VANCOUVER -- It could be the start of a new reality-television series: Call it "Big City, Small Condos."

Two Vancouver property firms are expected to formally announce Monday the million-dollar creation of 30 so-called "micro-lofts" in the Downtown Eastside.

At approximately 270 sq. ft. — about the size of two municipal parking spaces — the market rental units will be the smallest in the city.

Reliance Properties Ltd. and ITC Construction Group (builders of the Woodward's project) are behind the project, part of the redevelopment of the historic six-storey Burns Block at 18 West Hastings.

The official media launch of the project is scheduled to take place Monday. It will the first chance to look at artist renderings of the proposed suites, as well as view historic photos of the century-old building.

John Stovell, general manager of Reliance Properties, said there's a strong need for more affordable rental units in the downtown area.

"So many people contact us, not with a specific size they want, or specific amenities, but they tell us where they want to be in the neighbourhood and how much they can pay.

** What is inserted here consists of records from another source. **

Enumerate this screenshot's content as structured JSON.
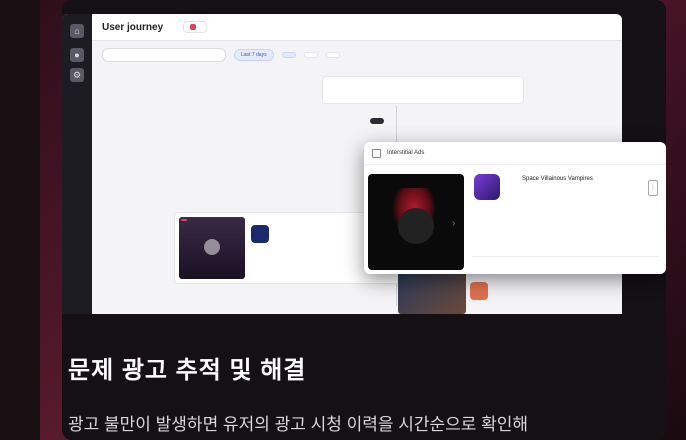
{
  "app": {
    "title": "User journey",
    "subtitle": "",
    "app_tag": "",
    "search_placeholder": "",
    "chips": [
      "Last 7 days",
      "",
      "",
      ""
    ],
    "summary_title": "",
    "summary_row": "",
    "pill_label": "",
    "rail": [
      {
        "icon": "home-icon",
        "label": ""
      },
      {
        "icon": "user-icon",
        "label": ""
      },
      {
        "icon": "settings-icon",
        "label": ""
      }
    ]
  },
  "event": {
    "header_left": "",
    "header_right": "",
    "badge": "",
    "title": "",
    "sub": "",
    "row": ""
  },
  "event2": {
    "header_left": "",
    "header_right": ""
  },
  "popup": {
    "title": "Interstitial Ads",
    "date": "",
    "game_title": "Space Villainous Vampires",
    "game_sub": "",
    "ad_clicked_label": "",
    "ad_clicked_value": "",
    "video_completed_label": "",
    "video_completed_value": "",
    "foot_a": "",
    "foot_b": ""
  },
  "hero": {
    "headline": "문제 광고 추적 및 해결",
    "description": "광고 불만이 발생하면 유저의 광고 시청 이력을 시간순으로 확인해",
    "watermark": ""
  },
  "colors": {
    "accent": "#e0405a",
    "panel": "#141014",
    "bg": "#5a1a2e"
  }
}
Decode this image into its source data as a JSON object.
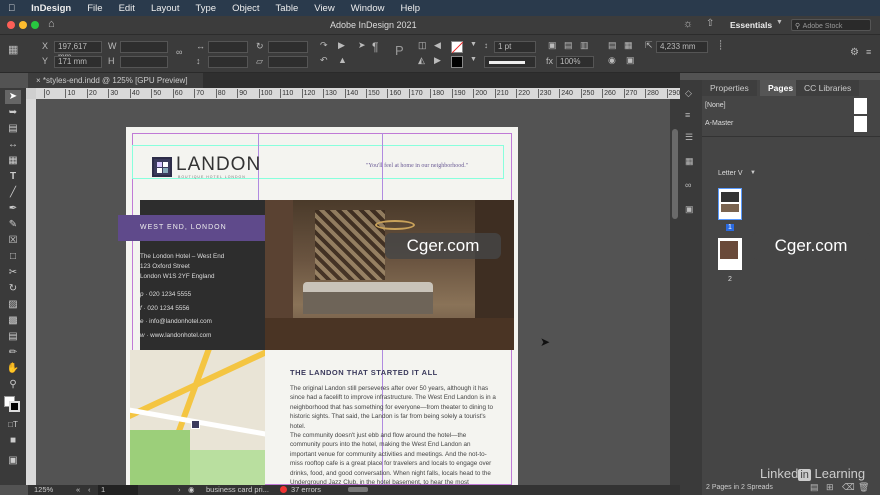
{
  "menubar": {
    "app": "InDesign",
    "items": [
      "File",
      "Edit",
      "Layout",
      "Type",
      "Object",
      "Table",
      "View",
      "Window",
      "Help"
    ]
  },
  "titlebar": {
    "title": "Adobe InDesign 2021",
    "workspace": "Essentials",
    "stock_placeholder": "Adobe Stock"
  },
  "control": {
    "x": "197,617 mm",
    "y": "171 mm",
    "stroke_weight": "1 pt",
    "opacity": "100%",
    "measure": "4,233 mm"
  },
  "doc_tab": {
    "label": "*styles-end.indd @ 125% [GPU Preview]"
  },
  "ruler": {
    "ticks": [
      "0",
      "10",
      "20",
      "30",
      "40",
      "50",
      "60",
      "70",
      "80",
      "90",
      "100",
      "110",
      "120",
      "130",
      "140",
      "150",
      "160",
      "170",
      "180",
      "190",
      "200",
      "210",
      "220",
      "230",
      "240",
      "250",
      "260",
      "270",
      "280",
      "290"
    ]
  },
  "layout": {
    "logo": "LANDON",
    "logo_sub": "BOUTIQUE HOTEL LONDON",
    "tagline": "\"You'll feel at home in our neighborhood.\"",
    "banner": "WEST END, LONDON",
    "address": [
      "The London Hotel – West End",
      "123 Oxford Street",
      "London W1S 2YF England"
    ],
    "contacts": [
      {
        "k": "p",
        "v": "020 1234 5555"
      },
      {
        "k": "f",
        "v": "020 1234 5556"
      },
      {
        "k": "e",
        "v": "info@landonhotel.com"
      },
      {
        "k": "w",
        "v": "www.landonhotel.com"
      }
    ],
    "heading": "THE LANDON THAT STARTED IT ALL",
    "body": [
      "The original Landon still perseveres after over 50 years, although it has since had a facelift to improve infrastructure. The West End Landon is in a neighborhood that has something for everyone—from theater to dining to historic sights. That said, the Landon is far from being solely a tourist's hotel.",
      "The community doesn't just ebb and flow around the hotel—the community pours into the hotel, making the West End Landon an important venue for community activities and meetings. And the not-to-miss rooftop cafe is a great place for travelers and locals to engage over drinks, food, and good conversation. When night falls, locals head to the Underground Jazz Club, in the hotel basement, to hear the most"
    ]
  },
  "status": {
    "zoom": "125%",
    "page": "1",
    "style": "business card pri...",
    "errors": "37 errors"
  },
  "panel": {
    "tabs": [
      "Properties",
      "Pages",
      "CC Libraries"
    ],
    "masters": [
      "[None]",
      "A-Master"
    ],
    "size": "Letter V",
    "pages": [
      "1",
      "2"
    ],
    "footer": "2 Pages in 2 Spreads"
  },
  "watermarks": [
    "Cger.com",
    "Cger.com"
  ],
  "brand": {
    "linkedin": "Linked",
    "learning": "Learning"
  }
}
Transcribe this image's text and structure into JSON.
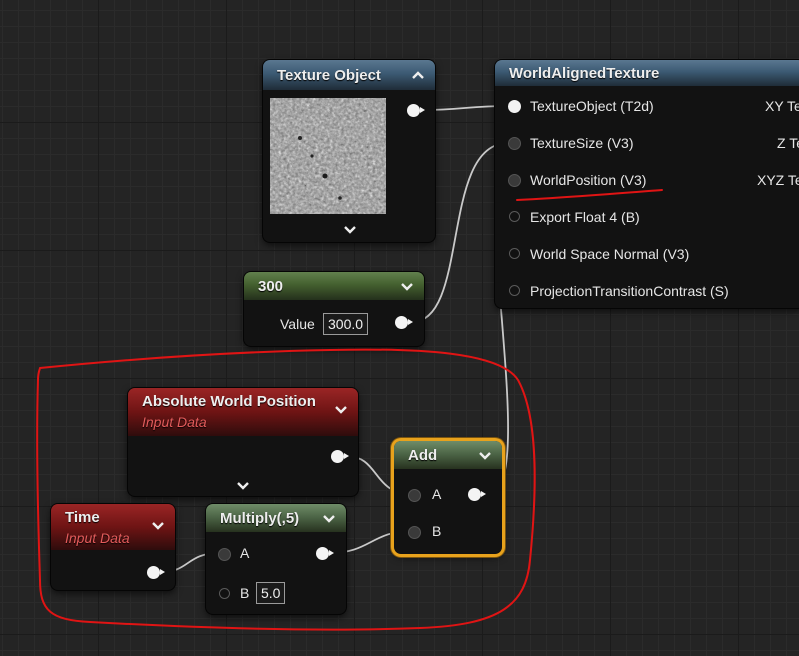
{
  "nodes": {
    "texture_object": {
      "title": "Texture Object"
    },
    "world_aligned": {
      "title": "WorldAlignedTexture",
      "inputs": [
        "TextureObject (T2d)",
        "TextureSize (V3)",
        "WorldPosition (V3)",
        "Export Float 4 (B)",
        "World Space Normal (V3)",
        "ProjectionTransitionContrast (S)"
      ],
      "outputs": [
        "XY Te",
        "Z Te",
        "XYZ Te"
      ]
    },
    "constant": {
      "title": "300",
      "value_label": "Value",
      "value": "300.0"
    },
    "abs_world_pos": {
      "title": "Absolute World Position",
      "subtitle": "Input Data"
    },
    "time": {
      "title": "Time",
      "subtitle": "Input Data"
    },
    "multiply": {
      "title": "Multiply(,5)",
      "pin_a": "A",
      "pin_b": "B",
      "b_value": "5.0"
    },
    "add": {
      "title": "Add",
      "pin_a": "A",
      "pin_b": "B"
    }
  },
  "colors": {
    "canvas": "#242424",
    "annotation": "#e01414",
    "selection": "#e8a21c",
    "wire": "#c8c8c8"
  },
  "icons": [
    "chevron-up-icon",
    "chevron-down-icon",
    "texture-thumbnail"
  ]
}
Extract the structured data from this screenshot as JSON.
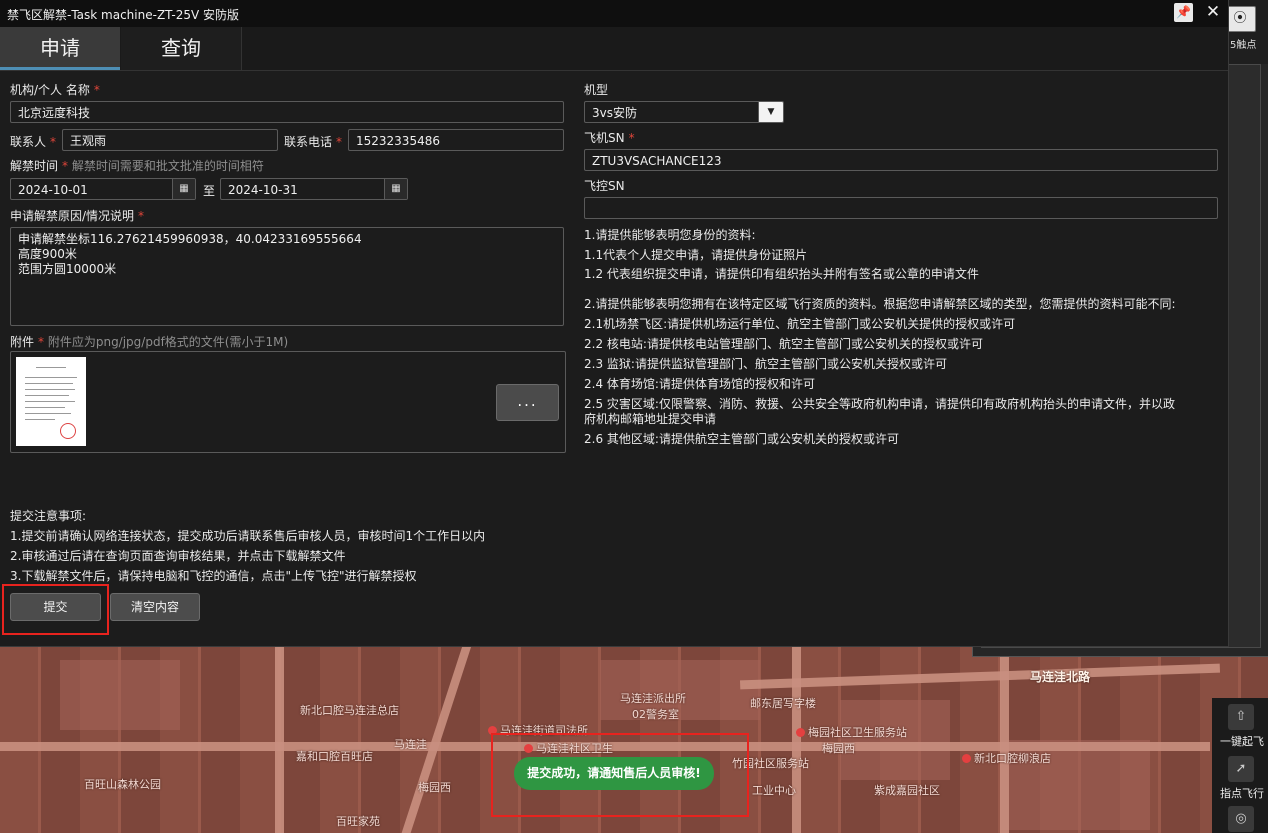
{
  "window": {
    "title": "禁飞区解禁-Task machine-ZT-25V 安防版"
  },
  "tabs": [
    {
      "label": "申请"
    },
    {
      "label": "查询"
    }
  ],
  "form": {
    "org_label": "机构/个人 名称",
    "org_value": "北京远度科技",
    "contact_label": "联系人",
    "contact_value": "王观雨",
    "phone_label": "联系电话",
    "phone_value": "15232335486",
    "time_label": "解禁时间",
    "time_hint": "解禁时间需要和批文批准的时间相符",
    "date_from": "2024-10-01",
    "date_sep": "至",
    "date_to": "2024-10-31",
    "reason_label": "申请解禁原因/情况说明",
    "reason_lines": [
      "申请解禁坐标116.27621459960938，40.04233169555664",
      "高度900米",
      "范围方圆10000米"
    ],
    "attach_label": "附件",
    "attach_hint": "附件应为png/jpg/pdf格式的文件(需小于1M)",
    "more_label": "...",
    "model_label": "机型",
    "model_value": "3vs安防",
    "sn_label": "飞机SN",
    "sn_value": "ZTU3VSACHANCE123",
    "fc_label": "飞控SN",
    "fc_value": ""
  },
  "requirements": [
    "1.请提供能够表明您身份的资料:",
    "1.1代表个人提交申请，请提供身份证照片",
    "1.2 代表组织提交申请，请提供印有组织抬头并附有签名或公章的申请文件",
    "2.请提供能够表明您拥有在该特定区域飞行资质的资料。根据您申请解禁区域的类型，您需提供的资料可能不同:",
    "2.1机场禁飞区:请提供机场运行单位、航空主管部门或公安机关提供的授权或许可",
    "2.2 核电站:请提供核电站管理部门、航空主管部门或公安机关的授权或许可",
    "2.3 监狱:请提供监狱管理部门、航空主管部门或公安机关授权或许可",
    "2.4 体育场馆:请提供体育场馆的授权和许可",
    "2.5 灾害区域:仅限警察、消防、救援、公共安全等政府机构申请，请提供印有政府机构抬头的申请文件，并以政",
    "府机构邮箱地址提交申请",
    "2.6 其他区域:请提供航空主管部门或公安机关的授权或许可"
  ],
  "notes": {
    "title": "提交注意事项:",
    "lines": [
      "1.提交前请确认网络连接状态，提交成功后请联系售后审核人员，审核时间1个工作日以内",
      "2.审核通过后请在查询页面查询审核结果，并点击下载解禁文件",
      "3.下载解禁文件后，请保持电脑和飞控的通信，点击\"上传飞控\"进行解禁授权"
    ]
  },
  "buttons": {
    "submit": "提交",
    "clear": "清空内容"
  },
  "toast": {
    "text": "提交成功，请通知售后人员审核!"
  },
  "side": {
    "top_label": "5触点",
    "tool1": "一键起飞",
    "tool2": "指点飞行"
  },
  "map_labels": {
    "road": "马连洼北路",
    "l1": "马连洼派出所",
    "l2": "02警务室",
    "l3": "新北口腔马连洼总店",
    "l4": "马连洼街道司法所",
    "l5": "马连洼社区卫生",
    "l6": "马连洼",
    "l7": "嘉和口腔百旺店",
    "l8": "梅园西",
    "l9": "百旺山森林公园",
    "l10": "百旺家苑",
    "l11": "梅园社区卫生服务站",
    "l12": "新北口腔柳浪店",
    "l13": "紫成嘉园社区",
    "l14": "竹园社区服务站",
    "l15": "工业中心",
    "l16": "邮东居写字楼",
    "l17": "梅园西"
  },
  "colors": {
    "accent_tab": "#4e8fb5",
    "highlight": "#e8231e",
    "toast": "#2f9642",
    "required": "#e0463a"
  }
}
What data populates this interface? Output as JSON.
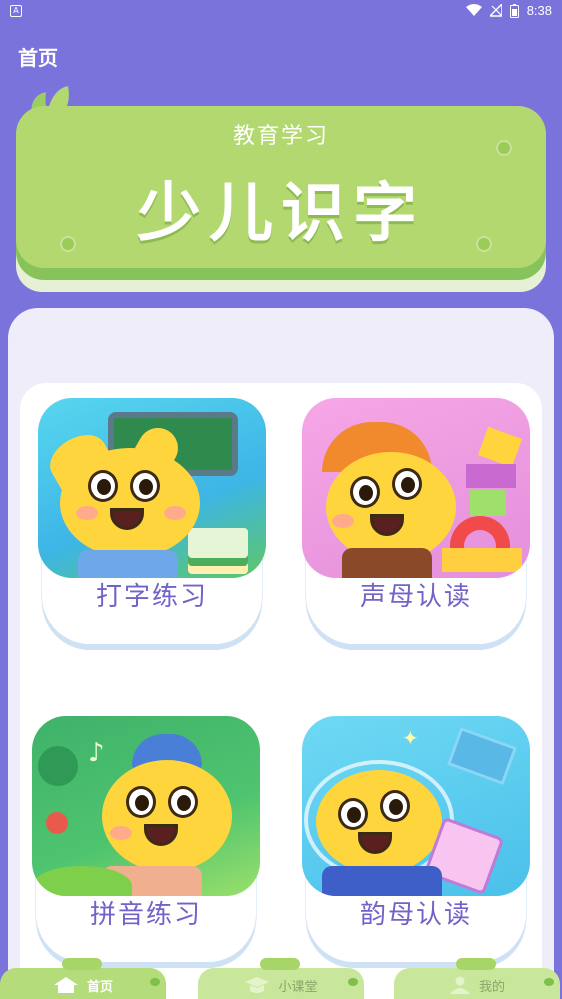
{
  "status_bar": {
    "time": "8:38",
    "icons": [
      "wifi-icon",
      "signal-icon",
      "battery-icon"
    ]
  },
  "header": {
    "title": "首页"
  },
  "banner": {
    "subtitle": "教育学习",
    "title": "少儿识字"
  },
  "courses": [
    {
      "label": "打字练习",
      "icon": "classroom-illustration"
    },
    {
      "label": "声母认读",
      "icon": "blocks-illustration"
    },
    {
      "label": "拼音练习",
      "icon": "forest-illustration"
    },
    {
      "label": "韵母认读",
      "icon": "space-illustration"
    }
  ],
  "nav": {
    "items": [
      {
        "label": "首页",
        "icon": "home-icon",
        "active": true
      },
      {
        "label": "小课堂",
        "icon": "graduation-cap-icon",
        "active": false
      },
      {
        "label": "我的",
        "icon": "user-icon",
        "active": false
      }
    ]
  },
  "colors": {
    "background": "#7b73dc",
    "banner": "#b2d86f",
    "label_text": "#7163c8",
    "nav": "#b5dc7a"
  }
}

So often that amount is just not achievable for anything but a very specialized product like this," he said.

"By cutting away the non-essentials, that is the only way to get to that price-point in Vancouver," he said.

Stovell was reluctant to give away too many details ahead of the launch, but he said the units were "very beautifully designed" with bathrooms, kitchens and built-in bed.

The ceilings will also be higher than normal "so that it doesn't feel cramped."

Stovell said designers looked to Asia and Europe for inspiration.

"These types of sizes, quite honestly, don't shock people in other cities. I think it's a learning curve here," he said.

The project was approved by city council in 2008.

Geoff Meggs, Vancouver city councillor, said he was looking forward to seeing just what the units will look like, and would reserve his opinion on the project until then.

"The units are small, but the point of the exercise on Monday is to give people the sense of what is to be done there, and give people a full look," he said.

Whether the project will start a trend toward smaller spaces in Vancouver will "depend a bit on public reaction," Meggs said.

Tom Durning of the Tenant Resource and Advisory Centre in Vancouver said there's no doubt more market rental units are needed, particularly in the city's downtown core, where the vacancy rate is below one per cent.

"Any rental housing is good housing these days," he said.

According to TRAC, the average price of a bachelor suite in downtown Vancouver is $923 per month.

Further to the east, near the Pacific National Exhibition grounds, rental bachelor suites are slightly cheaper, at about $725/month.